INPUT RECORDS
----
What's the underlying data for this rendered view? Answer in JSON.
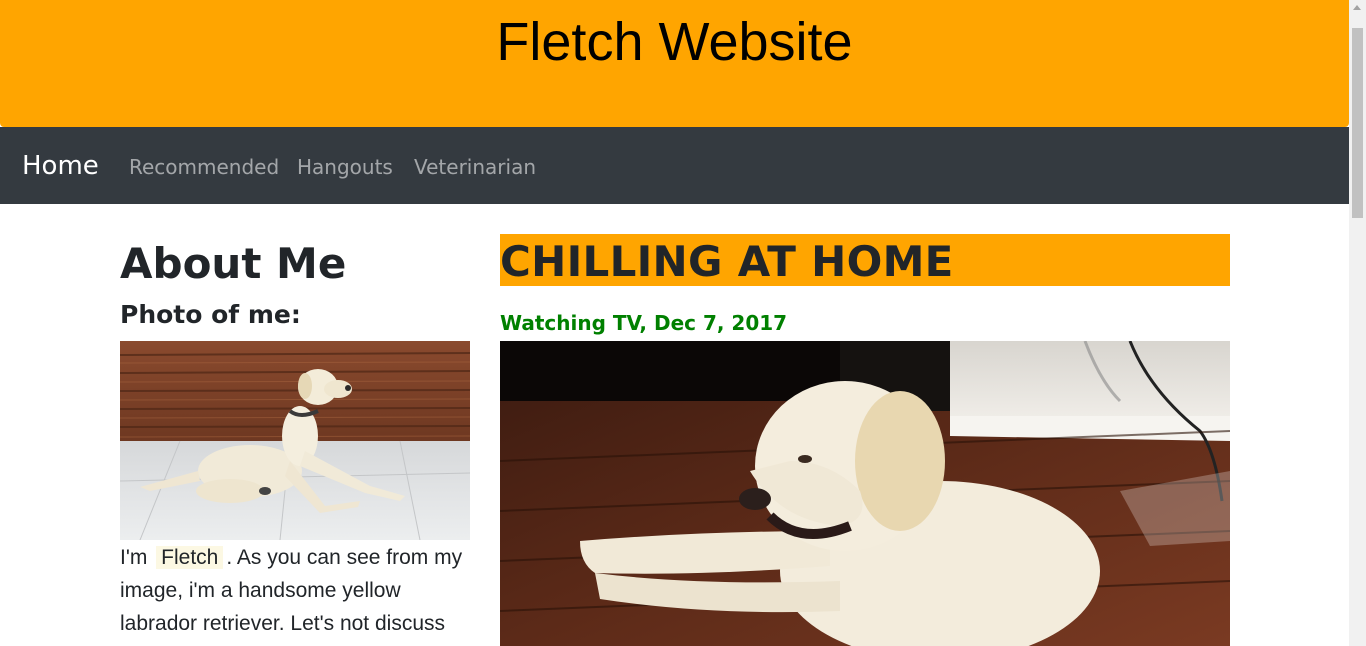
{
  "header": {
    "title": "Fletch Website"
  },
  "nav": {
    "brand": "Home",
    "links": [
      "Recommended",
      "Hangouts",
      "Veterinarian"
    ]
  },
  "about": {
    "title": "About Me",
    "photo_label": "Photo of me:",
    "bio_before": "I'm ",
    "bio_name": "Fletch",
    "bio_after": ". As you can see from my image, i'm a handsome yellow labrador retriever. Let's not discuss"
  },
  "post": {
    "title": "CHILLING AT HOME",
    "subtitle": "Watching TV, Dec 7, 2017"
  },
  "colors": {
    "hero_bg": "#ffa500",
    "navbar_bg": "#343a40",
    "subtitle_green": "#008000"
  },
  "icons": {
    "scroll_up": "scroll-up-arrow-icon"
  }
}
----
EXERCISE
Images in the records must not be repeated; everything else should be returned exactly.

COMPLETED TASK
What's the underlying data for this rendered view? Answer in JSON.
{
  "header": {
    "title": "Fletch Website"
  },
  "nav": {
    "brand": "Home",
    "links": [
      "Recommended",
      "Hangouts",
      "Veterinarian"
    ]
  },
  "about": {
    "title": "About Me",
    "photo_label": "Photo of me:",
    "bio_before": "I'm ",
    "bio_name": "Fletch",
    "bio_after": ". As you can see from my image, i'm a handsome yellow labrador retriever. Let's not discuss"
  },
  "post": {
    "title": "CHILLING AT HOME",
    "subtitle": "Watching TV, Dec 7, 2017"
  },
  "colors": {
    "hero_bg": "#ffa500",
    "navbar_bg": "#343a40",
    "subtitle_green": "#008000"
  },
  "icons": {
    "scroll_up": "scroll-up-arrow-icon"
  }
}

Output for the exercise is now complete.